Sue Parman, Professor emeritus of anthropology and award-winning poet, playwright, writer, and artist.


Born in Connecticut, raised in Iowa (until 8) and New Mexico (until 16), went to Antioch College in Ohio, then Rice University in Texas, earned B.A. in Psychology and Ph.D. in Anthropology, lived in the village of Shawbost on the Island of Lewis in the Scottish Outer Hebrides for a year and a half and returns there frequently (or the island comes to her).


Author of six academic books, two books of poetry, a number of full-length, one-act, and ten-minute plays performed in both California and Oregon, as well as numerous essays and short stories.


Married to the anthropologist Jacob Pandian, one daughter (the writer Gigi Pandian).


Author of travel adventures, literary fiction, memoir, scientific essays, science fiction, mysteries, horror, speculative fiction published in The Antioch Review, Lumina, VoiceCatcher, Journeys, Slant, The Hiram Poetry Review, CDM (Crime, Detection, and Mystery, a Swedish publication), Bewildering Stories, and other journals and anthologies.


Has written about Europe, Scotland, Gaelic-speaking crofters, sleep and dreams, evolution of the brain, the biology and culture of salt, how a gorilla would interpret Beowulf, talking dogs, death rituals in Sulawesi, the titles of travel books, invisible rivers.


Have brain, will play.


London from a spider's point of view

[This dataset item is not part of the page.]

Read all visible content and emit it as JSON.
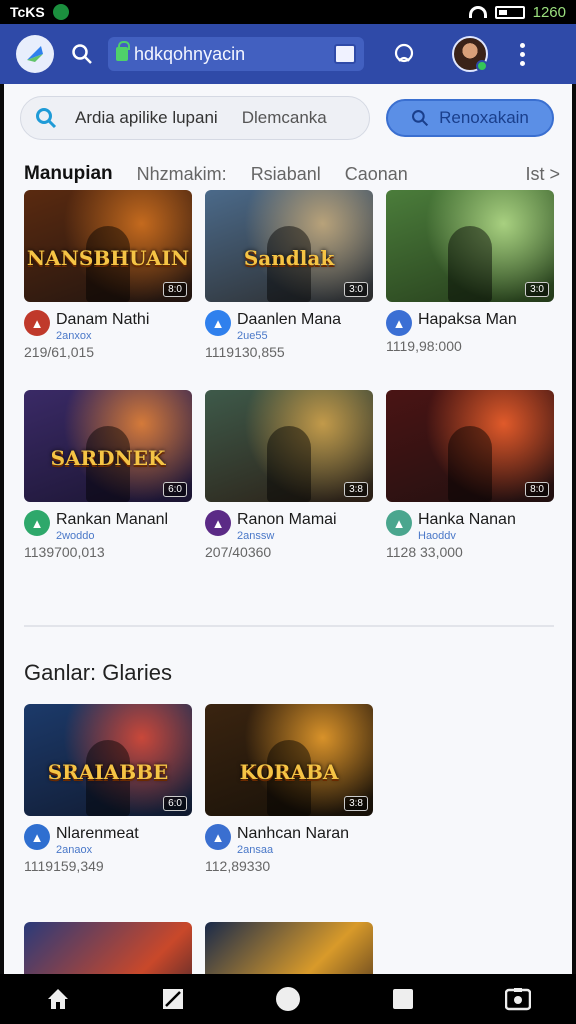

Art is accident, angle, an inward
explosion like a lightbulb, a forward
impulse, a meeting
of your own mind, suddenly,
as if you'd met a stranger,
a body naked seen from behind—
a fresh view, a new knowing,
an idea on its way to becoming
itself, only more intensely,
more fraut with the inwardly.
Art is the making of a riddle from a solution,
like a ball turned constantly in the hand
as if each turn brought to view a new land, a key
to the cabinet of curiosity
in which reside the bits and pieces of the self--
those jeweled splinters encased in the pitch of a chaotic sea,
all shimmer and float.  Art coats
a bird with incandescent plumage,
digs gold in the cloister with koi, and even
in the shadowy soil of dishwater shows us Eden.